───── THE DATA

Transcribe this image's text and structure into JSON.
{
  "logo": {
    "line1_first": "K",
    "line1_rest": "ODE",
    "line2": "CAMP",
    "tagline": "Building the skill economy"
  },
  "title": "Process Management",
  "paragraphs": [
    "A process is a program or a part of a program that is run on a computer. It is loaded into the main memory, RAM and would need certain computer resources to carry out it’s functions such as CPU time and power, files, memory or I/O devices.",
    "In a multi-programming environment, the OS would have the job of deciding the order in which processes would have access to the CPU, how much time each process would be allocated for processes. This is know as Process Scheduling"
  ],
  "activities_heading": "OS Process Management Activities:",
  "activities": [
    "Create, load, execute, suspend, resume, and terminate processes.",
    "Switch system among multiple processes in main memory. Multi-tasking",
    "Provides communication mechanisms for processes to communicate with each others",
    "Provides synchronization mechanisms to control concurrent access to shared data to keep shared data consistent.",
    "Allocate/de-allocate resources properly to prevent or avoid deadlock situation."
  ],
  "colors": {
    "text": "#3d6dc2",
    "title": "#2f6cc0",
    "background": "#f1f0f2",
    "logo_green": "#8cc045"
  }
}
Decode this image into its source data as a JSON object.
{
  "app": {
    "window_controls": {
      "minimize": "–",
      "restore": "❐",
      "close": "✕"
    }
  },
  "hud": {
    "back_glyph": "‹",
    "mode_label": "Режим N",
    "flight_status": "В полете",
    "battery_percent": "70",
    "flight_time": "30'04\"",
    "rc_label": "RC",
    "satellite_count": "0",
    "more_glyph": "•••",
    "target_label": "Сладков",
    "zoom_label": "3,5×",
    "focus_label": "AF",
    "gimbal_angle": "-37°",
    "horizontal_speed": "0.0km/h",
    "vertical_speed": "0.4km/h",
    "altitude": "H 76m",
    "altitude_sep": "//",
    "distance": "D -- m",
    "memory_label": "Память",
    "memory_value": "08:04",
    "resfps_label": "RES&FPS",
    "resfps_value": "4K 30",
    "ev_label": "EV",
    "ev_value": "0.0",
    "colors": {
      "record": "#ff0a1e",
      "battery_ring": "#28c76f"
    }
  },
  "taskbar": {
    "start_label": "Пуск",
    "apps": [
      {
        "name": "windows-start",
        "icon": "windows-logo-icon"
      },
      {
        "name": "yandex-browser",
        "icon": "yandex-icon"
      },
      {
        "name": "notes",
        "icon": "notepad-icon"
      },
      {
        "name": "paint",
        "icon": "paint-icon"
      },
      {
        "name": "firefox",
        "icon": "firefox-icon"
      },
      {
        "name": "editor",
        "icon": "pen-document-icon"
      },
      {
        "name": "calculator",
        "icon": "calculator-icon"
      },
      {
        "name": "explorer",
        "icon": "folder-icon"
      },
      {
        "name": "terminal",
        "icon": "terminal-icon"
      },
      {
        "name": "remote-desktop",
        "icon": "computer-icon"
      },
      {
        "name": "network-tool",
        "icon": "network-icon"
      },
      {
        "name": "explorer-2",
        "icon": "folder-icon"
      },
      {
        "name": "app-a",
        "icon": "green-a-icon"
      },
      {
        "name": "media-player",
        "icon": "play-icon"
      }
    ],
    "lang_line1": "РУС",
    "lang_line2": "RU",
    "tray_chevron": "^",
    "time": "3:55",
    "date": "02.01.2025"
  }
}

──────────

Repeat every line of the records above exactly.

Transcribe this image's text and structure into JSON.
{
  "logo": {
    "line1_first": "K",
    "line1_rest": "ODE",
    "line2": "CAMP",
    "tagline": "Building the skill economy"
  },
  "title": "Process Management",
  "paragraphs": [
    "A process is a program or a part of a program that is run on a computer. It is loaded into the main memory, RAM and would need certain computer resources to carry out it’s functions such as CPU time and power, files, memory or I/O devices.",
    "In a multi-programming environment, the OS would have the job of deciding the order in which processes would have access to the CPU, how much time each process would be allocated for processes. This is know as Process Scheduling"
  ],
  "activities_heading": "OS Process Management Activities:",
  "activities": [
    "Create, load, execute, suspend, resume, and terminate processes.",
    "Switch system among multiple processes in main memory. Multi-tasking",
    "Provides communication mechanisms for processes to communicate with each others",
    "Provides synchronization mechanisms to control concurrent access to shared data to keep shared data consistent.",
    "Allocate/de-allocate resources properly to prevent or avoid deadlock situation."
  ],
  "colors": {
    "text": "#3d6dc2",
    "title": "#2f6cc0",
    "background": "#f1f0f2",
    "logo_green": "#8cc045"
  }
}
Decode this image into its source data as a JSON object.
{
  "app": {
    "window_controls": {
      "minimize": "–",
      "restore": "❐",
      "close": "✕"
    }
  },
  "hud": {
    "back_glyph": "‹",
    "mode_label": "Режим N",
    "flight_status": "В полете",
    "battery_percent": "70",
    "flight_time": "30'04\"",
    "rc_label": "RC",
    "satellite_count": "0",
    "more_glyph": "•••",
    "target_label": "Сладков",
    "zoom_label": "3,5×",
    "focus_label": "AF",
    "gimbal_angle": "-37°",
    "horizontal_speed": "0.0km/h",
    "vertical_speed": "0.4km/h",
    "altitude": "H 76m",
    "altitude_sep": "//",
    "distance": "D -- m",
    "memory_label": "Память",
    "memory_value": "08:04",
    "resfps_label": "RES&FPS",
    "resfps_value": "4K 30",
    "ev_label": "EV",
    "ev_value": "0.0",
    "colors": {
      "record": "#ff0a1e",
      "battery_ring": "#28c76f"
    }
  },
  "taskbar": {
    "start_label": "Пуск",
    "apps": [
      {
        "name": "windows-start",
        "icon": "windows-logo-icon"
      },
      {
        "name": "yandex-browser",
        "icon": "yandex-icon"
      },
      {
        "name": "notes",
        "icon": "notepad-icon"
      },
      {
        "name": "paint",
        "icon": "paint-icon"
      },
      {
        "name": "firefox",
        "icon": "firefox-icon"
      },
      {
        "name": "editor",
        "icon": "pen-document-icon"
      },
      {
        "name": "calculator",
        "icon": "calculator-icon"
      },
      {
        "name": "explorer",
        "icon": "folder-icon"
      },
      {
        "name": "terminal",
        "icon": "terminal-icon"
      },
      {
        "name": "remote-desktop",
        "icon": "computer-icon"
      },
      {
        "name": "network-tool",
        "icon": "network-icon"
      },
      {
        "name": "explorer-2",
        "icon": "folder-icon"
      },
      {
        "name": "app-a",
        "icon": "green-a-icon"
      },
      {
        "name": "media-player",
        "icon": "play-icon"
      }
    ],
    "lang_line1": "РУС",
    "lang_line2": "RU",
    "tray_chevron": "^",
    "time": "3:55",
    "date": "02.01.2025"
  }
}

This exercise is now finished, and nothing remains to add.